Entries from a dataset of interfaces

════════

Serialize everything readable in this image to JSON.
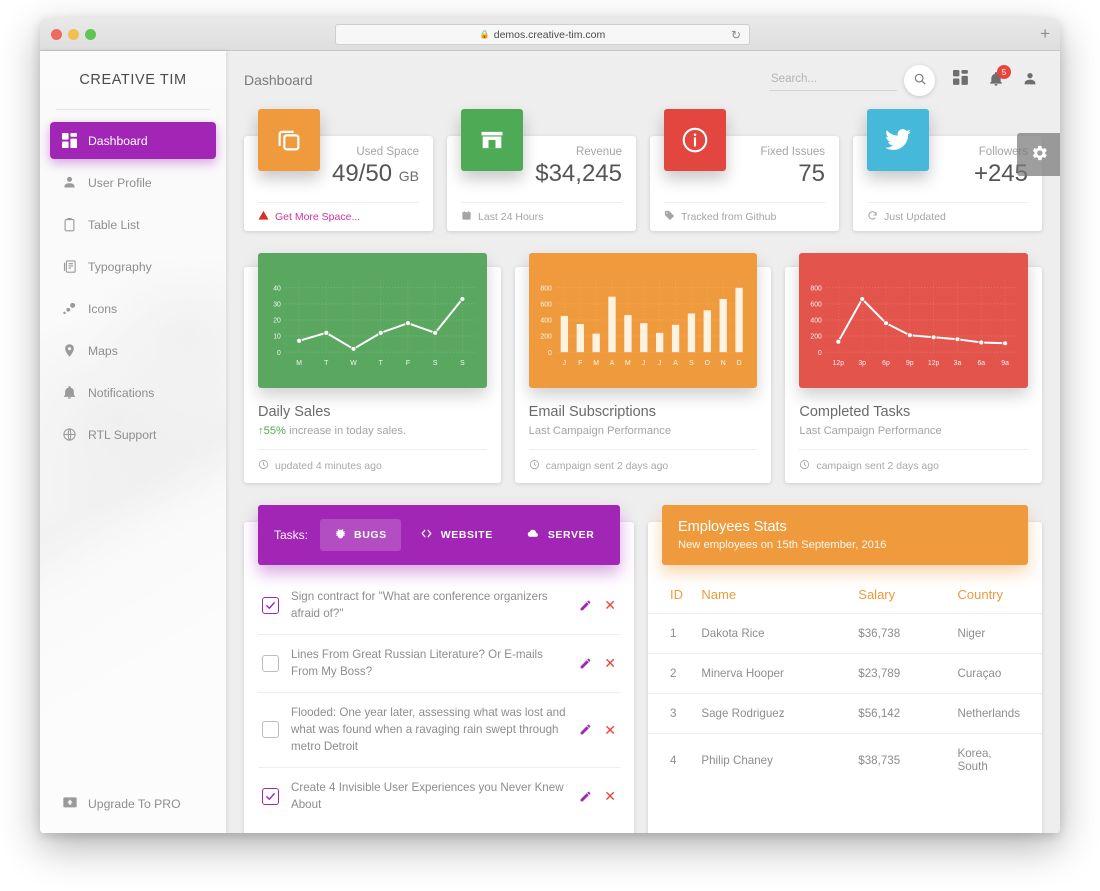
{
  "browser": {
    "url": "demos.creative-tim.com",
    "lock_icon": "lock-icon",
    "reload_icon": "reload-icon",
    "newtab_icon": "plus-icon"
  },
  "sidebar": {
    "brand": "CREATIVE TIM",
    "items": [
      {
        "label": "Dashboard",
        "icon": "dashboard-icon",
        "active": true
      },
      {
        "label": "User Profile",
        "icon": "person-icon",
        "active": false
      },
      {
        "label": "Table List",
        "icon": "clipboard-icon",
        "active": false
      },
      {
        "label": "Typography",
        "icon": "typography-icon",
        "active": false
      },
      {
        "label": "Icons",
        "icon": "bubble-icon",
        "active": false
      },
      {
        "label": "Maps",
        "icon": "map-pin-icon",
        "active": false
      },
      {
        "label": "Notifications",
        "icon": "bell-icon",
        "active": false
      },
      {
        "label": "RTL Support",
        "icon": "globe-icon",
        "active": false
      }
    ],
    "upgrade_label": "Upgrade To PRO",
    "upgrade_icon": "unarchive-icon",
    "active_color": "#a126b5"
  },
  "topnav": {
    "page_title": "Dashboard",
    "search_placeholder": "Search...",
    "search_value": "",
    "search_icon": "search-icon",
    "apps_icon": "apps-grid-icon",
    "bell_icon": "bell-icon",
    "notification_count": "5",
    "notification_color": "#e8433c",
    "person_icon": "person-icon"
  },
  "settings_fab": {
    "icon": "gear-icon",
    "label": "Settings"
  },
  "stats": [
    {
      "icon": "copy-icon",
      "color": "#ef9a3d",
      "label": "Used Space",
      "value": "49/50",
      "unit": "GB",
      "foot": "Get More Space...",
      "foot_icon": "warning-icon",
      "foot_warn": true
    },
    {
      "icon": "store-icon",
      "color": "#4eaa54",
      "label": "Revenue",
      "value": "$34,245",
      "unit": "",
      "foot": "Last 24 Hours",
      "foot_icon": "calendar-icon",
      "foot_warn": false
    },
    {
      "icon": "info-icon",
      "color": "#e3453f",
      "label": "Fixed Issues",
      "value": "75",
      "unit": "",
      "foot": "Tracked from Github",
      "foot_icon": "tag-icon",
      "foot_warn": false
    },
    {
      "icon": "twitter-icon",
      "color": "#46b8da",
      "label": "Followers",
      "value": "+245",
      "unit": "",
      "foot": "Just Updated",
      "foot_icon": "refresh-icon",
      "foot_warn": false
    }
  ],
  "chart_cards": [
    {
      "title": "Daily Sales",
      "subtitle_prefix": "55%",
      "subtitle": " increase in today sales.",
      "subtitle_icon": "arrow-up-icon",
      "foot": "updated 4 minutes ago",
      "foot_icon": "clock-icon",
      "bg": "#5aa75f"
    },
    {
      "title": "Email Subscriptions",
      "subtitle_prefix": "",
      "subtitle": "Last Campaign Performance",
      "subtitle_icon": "",
      "foot": "campaign sent 2 days ago",
      "foot_icon": "clock-icon",
      "bg": "#ef9a3d"
    },
    {
      "title": "Completed Tasks",
      "subtitle_prefix": "",
      "subtitle": "Last Campaign Performance",
      "subtitle_icon": "",
      "foot": "campaign sent 2 days ago",
      "foot_icon": "clock-icon",
      "bg": "#e3544c"
    }
  ],
  "chart_data": [
    {
      "type": "line",
      "title": "Daily Sales",
      "xlabel": "",
      "ylabel": "",
      "categories": [
        "M",
        "T",
        "W",
        "T",
        "F",
        "S",
        "S"
      ],
      "values": [
        7,
        12,
        2,
        12,
        18,
        12,
        33
      ],
      "yticks": [
        0,
        10,
        20,
        30,
        40
      ],
      "ylim": [
        0,
        45
      ],
      "grid": true,
      "legend": "none",
      "series_color": "#ffffff",
      "plot_bg": "#5aa75f"
    },
    {
      "type": "bar",
      "title": "Email Subscriptions",
      "xlabel": "",
      "ylabel": "",
      "categories": [
        "J",
        "F",
        "M",
        "A",
        "M",
        "J",
        "J",
        "A",
        "S",
        "O",
        "N",
        "D"
      ],
      "values": [
        450,
        350,
        230,
        690,
        460,
        360,
        240,
        340,
        480,
        520,
        660,
        800
      ],
      "yticks": [
        0,
        200,
        400,
        600,
        800
      ],
      "ylim": [
        0,
        900
      ],
      "grid": true,
      "legend": "none",
      "series_color": "#fdf3e0",
      "plot_bg": "#ef9a3d"
    },
    {
      "type": "line",
      "title": "Completed Tasks",
      "xlabel": "",
      "ylabel": "",
      "categories": [
        "12p",
        "3p",
        "6p",
        "9p",
        "12p",
        "3a",
        "6a",
        "9a"
      ],
      "values": [
        130,
        660,
        360,
        210,
        185,
        160,
        120,
        110
      ],
      "yticks": [
        0,
        200,
        400,
        600,
        800
      ],
      "ylim": [
        0,
        900
      ],
      "grid": true,
      "legend": "none",
      "series_color": "#ffffff",
      "plot_bg": "#e3544c"
    }
  ],
  "tasks_panel": {
    "label": "Tasks:",
    "tabs": [
      {
        "label": "BUGS",
        "icon": "bug-icon",
        "active": true
      },
      {
        "label": "WEBSITE",
        "icon": "code-icon",
        "active": false
      },
      {
        "label": "SERVER",
        "icon": "cloud-icon",
        "active": false
      }
    ],
    "edit_icon": "pencil-icon",
    "delete_icon": "close-icon",
    "items": [
      {
        "checked": true,
        "text": "Sign contract for \"What are conference organizers afraid of?\""
      },
      {
        "checked": false,
        "text": "Lines From Great Russian Literature? Or E-mails From My Boss?"
      },
      {
        "checked": false,
        "text": "Flooded: One year later, assessing what was lost and what was found when a ravaging rain swept through metro Detroit"
      },
      {
        "checked": true,
        "text": "Create 4 Invisible User Experiences you Never Knew About"
      }
    ]
  },
  "employees": {
    "title": "Employees Stats",
    "subtitle": "New employees on 15th September, 2016",
    "columns": [
      "ID",
      "Name",
      "Salary",
      "Country"
    ],
    "rows": [
      [
        "1",
        "Dakota Rice",
        "$36,738",
        "Niger"
      ],
      [
        "2",
        "Minerva Hooper",
        "$23,789",
        "Curaçao"
      ],
      [
        "3",
        "Sage Rodriguez",
        "$56,142",
        "Netherlands"
      ],
      [
        "4",
        "Philip Chaney",
        "$38,735",
        "Korea, South"
      ]
    ]
  }
}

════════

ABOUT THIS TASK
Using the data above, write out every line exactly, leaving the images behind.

WRITTEN RESPONSE
Serialize everything readable in this image to JSON.
{
  "browser": {
    "url": "demos.creative-tim.com",
    "lock_icon": "lock-icon",
    "reload_icon": "reload-icon",
    "newtab_icon": "plus-icon"
  },
  "sidebar": {
    "brand": "CREATIVE TIM",
    "items": [
      {
        "label": "Dashboard",
        "icon": "dashboard-icon",
        "active": true
      },
      {
        "label": "User Profile",
        "icon": "person-icon",
        "active": false
      },
      {
        "label": "Table List",
        "icon": "clipboard-icon",
        "active": false
      },
      {
        "label": "Typography",
        "icon": "typography-icon",
        "active": false
      },
      {
        "label": "Icons",
        "icon": "bubble-icon",
        "active": false
      },
      {
        "label": "Maps",
        "icon": "map-pin-icon",
        "active": false
      },
      {
        "label": "Notifications",
        "icon": "bell-icon",
        "active": false
      },
      {
        "label": "RTL Support",
        "icon": "globe-icon",
        "active": false
      }
    ],
    "upgrade_label": "Upgrade To PRO",
    "upgrade_icon": "unarchive-icon",
    "active_color": "#a126b5"
  },
  "topnav": {
    "page_title": "Dashboard",
    "search_placeholder": "Search...",
    "search_value": "",
    "search_icon": "search-icon",
    "apps_icon": "apps-grid-icon",
    "bell_icon": "bell-icon",
    "notification_count": "5",
    "notification_color": "#e8433c",
    "person_icon": "person-icon"
  },
  "settings_fab": {
    "icon": "gear-icon",
    "label": "Settings"
  },
  "stats": [
    {
      "icon": "copy-icon",
      "color": "#ef9a3d",
      "label": "Used Space",
      "value": "49/50",
      "unit": "GB",
      "foot": "Get More Space...",
      "foot_icon": "warning-icon",
      "foot_warn": true
    },
    {
      "icon": "store-icon",
      "color": "#4eaa54",
      "label": "Revenue",
      "value": "$34,245",
      "unit": "",
      "foot": "Last 24 Hours",
      "foot_icon": "calendar-icon",
      "foot_warn": false
    },
    {
      "icon": "info-icon",
      "color": "#e3453f",
      "label": "Fixed Issues",
      "value": "75",
      "unit": "",
      "foot": "Tracked from Github",
      "foot_icon": "tag-icon",
      "foot_warn": false
    },
    {
      "icon": "twitter-icon",
      "color": "#46b8da",
      "label": "Followers",
      "value": "+245",
      "unit": "",
      "foot": "Just Updated",
      "foot_icon": "refresh-icon",
      "foot_warn": false
    }
  ],
  "chart_cards": [
    {
      "title": "Daily Sales",
      "subtitle_prefix": "55%",
      "subtitle": " increase in today sales.",
      "subtitle_icon": "arrow-up-icon",
      "foot": "updated 4 minutes ago",
      "foot_icon": "clock-icon",
      "bg": "#5aa75f"
    },
    {
      "title": "Email Subscriptions",
      "subtitle_prefix": "",
      "subtitle": "Last Campaign Performance",
      "subtitle_icon": "",
      "foot": "campaign sent 2 days ago",
      "foot_icon": "clock-icon",
      "bg": "#ef9a3d"
    },
    {
      "title": "Completed Tasks",
      "subtitle_prefix": "",
      "subtitle": "Last Campaign Performance",
      "subtitle_icon": "",
      "foot": "campaign sent 2 days ago",
      "foot_icon": "clock-icon",
      "bg": "#e3544c"
    }
  ],
  "chart_data": [
    {
      "type": "line",
      "title": "Daily Sales",
      "xlabel": "",
      "ylabel": "",
      "categories": [
        "M",
        "T",
        "W",
        "T",
        "F",
        "S",
        "S"
      ],
      "values": [
        7,
        12,
        2,
        12,
        18,
        12,
        33
      ],
      "yticks": [
        0,
        10,
        20,
        30,
        40
      ],
      "ylim": [
        0,
        45
      ],
      "grid": true,
      "legend": "none",
      "series_color": "#ffffff",
      "plot_bg": "#5aa75f"
    },
    {
      "type": "bar",
      "title": "Email Subscriptions",
      "xlabel": "",
      "ylabel": "",
      "categories": [
        "J",
        "F",
        "M",
        "A",
        "M",
        "J",
        "J",
        "A",
        "S",
        "O",
        "N",
        "D"
      ],
      "values": [
        450,
        350,
        230,
        690,
        460,
        360,
        240,
        340,
        480,
        520,
        660,
        800
      ],
      "yticks": [
        0,
        200,
        400,
        600,
        800
      ],
      "ylim": [
        0,
        900
      ],
      "grid": true,
      "legend": "none",
      "series_color": "#fdf3e0",
      "plot_bg": "#ef9a3d"
    },
    {
      "type": "line",
      "title": "Completed Tasks",
      "xlabel": "",
      "ylabel": "",
      "categories": [
        "12p",
        "3p",
        "6p",
        "9p",
        "12p",
        "3a",
        "6a",
        "9a"
      ],
      "values": [
        130,
        660,
        360,
        210,
        185,
        160,
        120,
        110
      ],
      "yticks": [
        0,
        200,
        400,
        600,
        800
      ],
      "ylim": [
        0,
        900
      ],
      "grid": true,
      "legend": "none",
      "series_color": "#ffffff",
      "plot_bg": "#e3544c"
    }
  ],
  "tasks_panel": {
    "label": "Tasks:",
    "tabs": [
      {
        "label": "BUGS",
        "icon": "bug-icon",
        "active": true
      },
      {
        "label": "WEBSITE",
        "icon": "code-icon",
        "active": false
      },
      {
        "label": "SERVER",
        "icon": "cloud-icon",
        "active": false
      }
    ],
    "edit_icon": "pencil-icon",
    "delete_icon": "close-icon",
    "items": [
      {
        "checked": true,
        "text": "Sign contract for \"What are conference organizers afraid of?\""
      },
      {
        "checked": false,
        "text": "Lines From Great Russian Literature? Or E-mails From My Boss?"
      },
      {
        "checked": false,
        "text": "Flooded: One year later, assessing what was lost and what was found when a ravaging rain swept through metro Detroit"
      },
      {
        "checked": true,
        "text": "Create 4 Invisible User Experiences you Never Knew About"
      }
    ]
  },
  "employees": {
    "title": "Employees Stats",
    "subtitle": "New employees on 15th September, 2016",
    "columns": [
      "ID",
      "Name",
      "Salary",
      "Country"
    ],
    "rows": [
      [
        "1",
        "Dakota Rice",
        "$36,738",
        "Niger"
      ],
      [
        "2",
        "Minerva Hooper",
        "$23,789",
        "Curaçao"
      ],
      [
        "3",
        "Sage Rodriguez",
        "$56,142",
        "Netherlands"
      ],
      [
        "4",
        "Philip Chaney",
        "$38,735",
        "Korea, South"
      ]
    ]
  }
}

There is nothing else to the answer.